The production, sets, costumes, and lighting are ideally matched to the music and story. Lamos’s overall approach is for visual and dramatic simplicity that complements the rigorous score. Robert Israel’s sets consist of tall, blank walls that change positions and angles from one scene to another, with only minimal props to distinguish locales. This made it possible to effect smoothly the many quick scene-changes; most of Berg’s orchestral interludes are only about a minute long.

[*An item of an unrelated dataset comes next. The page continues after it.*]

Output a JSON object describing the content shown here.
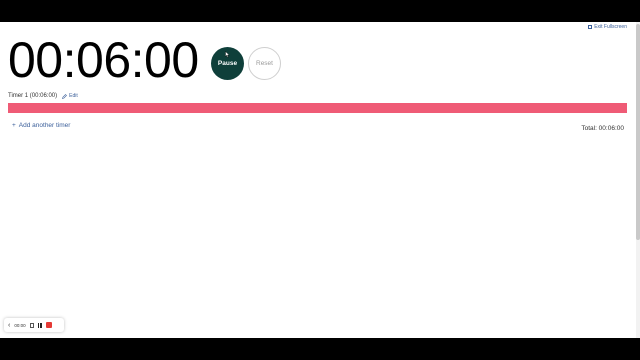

Israel’s costumes are attractive and suggestive of the early-nineteenth-century.
James F. Ingalls’s effective use of light and shadow creates a variety of moods, including dazzlingly reflected sunshine in the scene in which the coupling of Marie and the Drum Major is graphically depicted (a departure from Berg’s instruction calling for an empty stage before the Act One curtain falls). In the scene by the pond, as Marie remarks on how the moon rises red, the backdrop turns to a mottled crimson and remains thus in the later scene in which Wozzeck drowns, with the Captain and Doctor seen in virtual silhouette against the expanse of that color as they ignore the dying man’s moans.
As excellent as the singers were, the strongest praise of all must go to Levine and the Met Orchestra, the heart of the score being the interludes and which demand virtuosic playing. Each offered wonders. The strings were achingly beautiful preceding Marie’s initial scene, and in Act Two there were outstanding solos on cello, flute and violin. The brief but powerful link that followed the opera’s dramatic focal point, Marie’s murder, was also its most dramatic musical moment. First, a crescendo built to huge volume as one instrument after another joined in, all playing B natural. After a series of rapid drum-beats, a second crescendo ensued, still entirely on B, but this time with the entire orchestra playing together. The opera’s last (and longest) interlude combines melancholic strings with pungent brass and winds, growing in intensity as trumpets and trombones played above string tremolos. It finally gives way to the sound of innocent children at play, who rush off toward the murder scene, leaving Wozzeck and Marie’s orphaned child alone, uncomprehending of the tragedy that has befallen him. James Levine waved from the pit to acknowledge huge ovations before and after the performance.
- Further performances on 13 & 16 April
- Metropolitan Opera